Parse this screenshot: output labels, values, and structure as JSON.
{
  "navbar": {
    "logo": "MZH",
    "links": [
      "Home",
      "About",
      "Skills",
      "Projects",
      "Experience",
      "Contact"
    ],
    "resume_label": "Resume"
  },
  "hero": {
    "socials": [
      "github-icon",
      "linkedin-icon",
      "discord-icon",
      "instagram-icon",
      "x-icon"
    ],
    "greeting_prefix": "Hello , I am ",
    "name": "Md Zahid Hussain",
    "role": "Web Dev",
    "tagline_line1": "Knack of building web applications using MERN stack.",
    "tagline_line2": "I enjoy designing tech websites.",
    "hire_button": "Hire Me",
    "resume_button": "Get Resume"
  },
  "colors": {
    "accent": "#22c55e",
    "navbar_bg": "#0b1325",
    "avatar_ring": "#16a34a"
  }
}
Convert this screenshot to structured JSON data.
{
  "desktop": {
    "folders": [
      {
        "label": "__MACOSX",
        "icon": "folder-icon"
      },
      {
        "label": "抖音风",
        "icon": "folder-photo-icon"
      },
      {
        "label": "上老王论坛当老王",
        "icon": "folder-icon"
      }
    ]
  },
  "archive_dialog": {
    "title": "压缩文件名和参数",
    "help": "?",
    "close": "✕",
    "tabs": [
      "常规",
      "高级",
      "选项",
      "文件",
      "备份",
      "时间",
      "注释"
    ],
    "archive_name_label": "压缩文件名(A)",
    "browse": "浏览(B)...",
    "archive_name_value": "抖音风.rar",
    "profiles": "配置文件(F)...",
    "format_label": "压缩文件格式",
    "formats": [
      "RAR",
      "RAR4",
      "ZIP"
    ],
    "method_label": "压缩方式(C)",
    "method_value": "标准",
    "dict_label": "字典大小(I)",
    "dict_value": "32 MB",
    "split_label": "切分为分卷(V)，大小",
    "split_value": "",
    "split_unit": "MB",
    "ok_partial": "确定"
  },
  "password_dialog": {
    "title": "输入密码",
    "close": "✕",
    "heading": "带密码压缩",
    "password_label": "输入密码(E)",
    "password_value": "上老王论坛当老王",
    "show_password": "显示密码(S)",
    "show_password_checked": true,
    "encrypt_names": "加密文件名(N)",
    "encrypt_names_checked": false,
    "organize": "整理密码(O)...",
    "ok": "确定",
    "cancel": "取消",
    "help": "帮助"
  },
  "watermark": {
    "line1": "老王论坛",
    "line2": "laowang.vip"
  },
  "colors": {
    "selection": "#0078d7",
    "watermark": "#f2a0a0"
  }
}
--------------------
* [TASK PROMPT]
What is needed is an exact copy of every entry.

* [ANSWER SPACE]
Parse this screenshot: output labels, values, and structure as JSON.
{
  "navbar": {
    "logo": "MZH",
    "links": [
      "Home",
      "About",
      "Skills",
      "Projects",
      "Experience",
      "Contact"
    ],
    "resume_label": "Resume"
  },
  "hero": {
    "socials": [
      "github-icon",
      "linkedin-icon",
      "discord-icon",
      "instagram-icon",
      "x-icon"
    ],
    "greeting_prefix": "Hello , I am ",
    "name": "Md Zahid Hussain",
    "role": "Web Dev",
    "tagline_line1": "Knack of building web applications using MERN stack.",
    "tagline_line2": "I enjoy designing tech websites.",
    "hire_button": "Hire Me",
    "resume_button": "Get Resume"
  },
  "colors": {
    "accent": "#22c55e",
    "navbar_bg": "#0b1325",
    "avatar_ring": "#16a34a"
  }
}
Convert this screenshot to structured JSON data.
{
  "desktop": {
    "folders": [
      {
        "label": "__MACOSX",
        "icon": "folder-icon"
      },
      {
        "label": "抖音风",
        "icon": "folder-photo-icon"
      },
      {
        "label": "上老王论坛当老王",
        "icon": "folder-icon"
      }
    ]
  },
  "archive_dialog": {
    "title": "压缩文件名和参数",
    "help": "?",
    "close": "✕",
    "tabs": [
      "常规",
      "高级",
      "选项",
      "文件",
      "备份",
      "时间",
      "注释"
    ],
    "archive_name_label": "压缩文件名(A)",
    "browse": "浏览(B)...",
    "archive_name_value": "抖音风.rar",
    "profiles": "配置文件(F)...",
    "format_label": "压缩文件格式",
    "formats": [
      "RAR",
      "RAR4",
      "ZIP"
    ],
    "method_label": "压缩方式(C)",
    "method_value": "标准",
    "dict_label": "字典大小(I)",
    "dict_value": "32 MB",
    "split_label": "切分为分卷(V)，大小",
    "split_value": "",
    "split_unit": "MB",
    "ok_partial": "确定"
  },
  "password_dialog": {
    "title": "输入密码",
    "close": "✕",
    "heading": "带密码压缩",
    "password_label": "输入密码(E)",
    "password_value": "上老王论坛当老王",
    "show_password": "显示密码(S)",
    "show_password_checked": true,
    "encrypt_names": "加密文件名(N)",
    "encrypt_names_checked": false,
    "organize": "整理密码(O)...",
    "ok": "确定",
    "cancel": "取消",
    "help": "帮助"
  },
  "watermark": {
    "line1": "老王论坛",
    "line2": "laowang.vip"
  },
  "colors": {
    "selection": "#0078d7",
    "watermark": "#f2a0a0"
  }
}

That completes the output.